[Web page and app entries]
------------------------------------------------------------------------
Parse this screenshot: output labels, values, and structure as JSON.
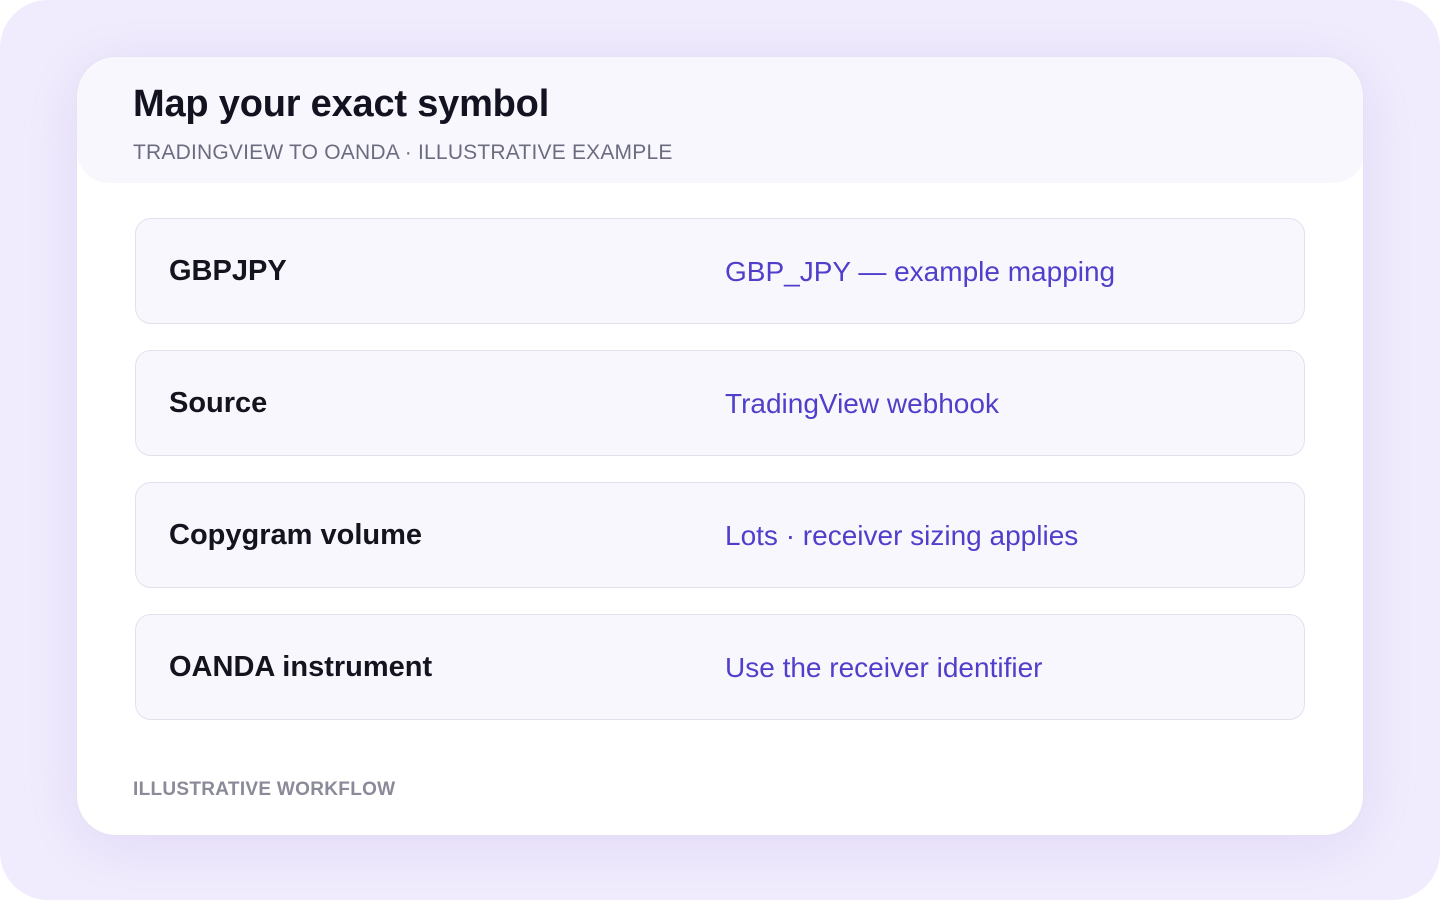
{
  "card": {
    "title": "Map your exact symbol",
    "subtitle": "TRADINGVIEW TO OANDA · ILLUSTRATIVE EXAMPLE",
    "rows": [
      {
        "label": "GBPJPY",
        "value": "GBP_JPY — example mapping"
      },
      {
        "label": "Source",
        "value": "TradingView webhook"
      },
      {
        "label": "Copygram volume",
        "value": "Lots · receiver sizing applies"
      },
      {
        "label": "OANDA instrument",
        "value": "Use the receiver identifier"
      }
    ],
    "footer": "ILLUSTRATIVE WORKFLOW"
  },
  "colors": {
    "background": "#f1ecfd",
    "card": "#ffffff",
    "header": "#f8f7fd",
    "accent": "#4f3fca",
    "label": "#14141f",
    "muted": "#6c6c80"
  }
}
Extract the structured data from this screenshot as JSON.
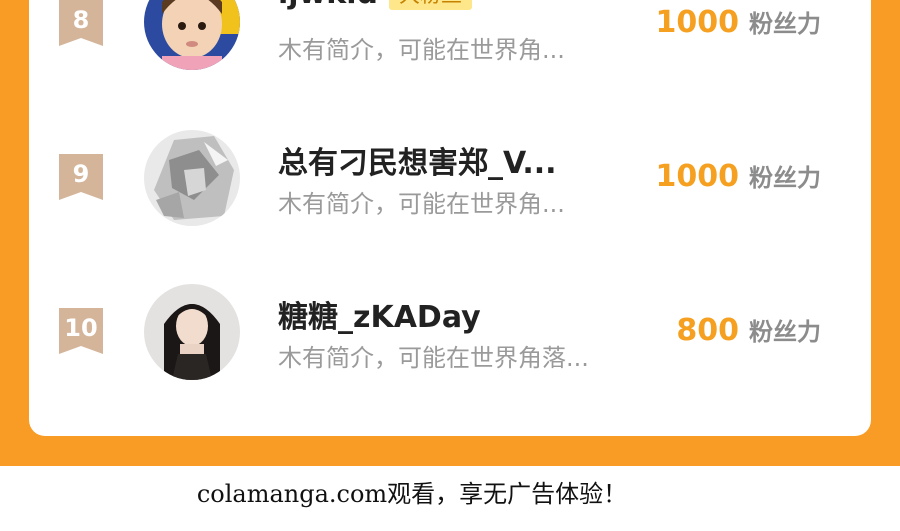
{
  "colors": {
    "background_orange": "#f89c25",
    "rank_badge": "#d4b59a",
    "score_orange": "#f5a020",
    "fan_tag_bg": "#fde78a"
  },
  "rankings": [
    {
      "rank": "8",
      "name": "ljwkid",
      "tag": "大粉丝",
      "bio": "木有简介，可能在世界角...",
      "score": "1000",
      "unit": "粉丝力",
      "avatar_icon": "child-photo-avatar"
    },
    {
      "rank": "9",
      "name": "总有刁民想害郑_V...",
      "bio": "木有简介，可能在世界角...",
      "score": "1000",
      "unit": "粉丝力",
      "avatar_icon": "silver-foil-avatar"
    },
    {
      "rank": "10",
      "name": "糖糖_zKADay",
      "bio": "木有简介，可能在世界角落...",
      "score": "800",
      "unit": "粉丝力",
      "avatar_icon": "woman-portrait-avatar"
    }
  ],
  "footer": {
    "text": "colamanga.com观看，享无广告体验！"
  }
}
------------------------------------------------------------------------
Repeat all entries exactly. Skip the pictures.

** Written response **
Parse this screenshot: output labels, values, and structure as JSON.
{
  "card": {
    "title": "Map your exact symbol",
    "subtitle": "TRADINGVIEW TO OANDA · ILLUSTRATIVE EXAMPLE",
    "rows": [
      {
        "label": "GBPJPY",
        "value": "GBP_JPY — example mapping"
      },
      {
        "label": "Source",
        "value": "TradingView webhook"
      },
      {
        "label": "Copygram volume",
        "value": "Lots · receiver sizing applies"
      },
      {
        "label": "OANDA instrument",
        "value": "Use the receiver identifier"
      }
    ],
    "footer": "ILLUSTRATIVE WORKFLOW"
  },
  "colors": {
    "background": "#f1ecfd",
    "card": "#ffffff",
    "header": "#f8f7fd",
    "accent": "#4f3fca",
    "label": "#14141f",
    "muted": "#6c6c80"
  }
}
Extract the structured data from this screenshot as JSON.
{
  "colors": {
    "background_orange": "#f89c25",
    "rank_badge": "#d4b59a",
    "score_orange": "#f5a020",
    "fan_tag_bg": "#fde78a"
  },
  "rankings": [
    {
      "rank": "8",
      "name": "ljwkid",
      "tag": "大粉丝",
      "bio": "木有简介，可能在世界角...",
      "score": "1000",
      "unit": "粉丝力",
      "avatar_icon": "child-photo-avatar"
    },
    {
      "rank": "9",
      "name": "总有刁民想害郑_V...",
      "bio": "木有简介，可能在世界角...",
      "score": "1000",
      "unit": "粉丝力",
      "avatar_icon": "silver-foil-avatar"
    },
    {
      "rank": "10",
      "name": "糖糖_zKADay",
      "bio": "木有简介，可能在世界角落...",
      "score": "800",
      "unit": "粉丝力",
      "avatar_icon": "woman-portrait-avatar"
    }
  ],
  "footer": {
    "text": "colamanga.com观看，享无广告体验！"
  }
}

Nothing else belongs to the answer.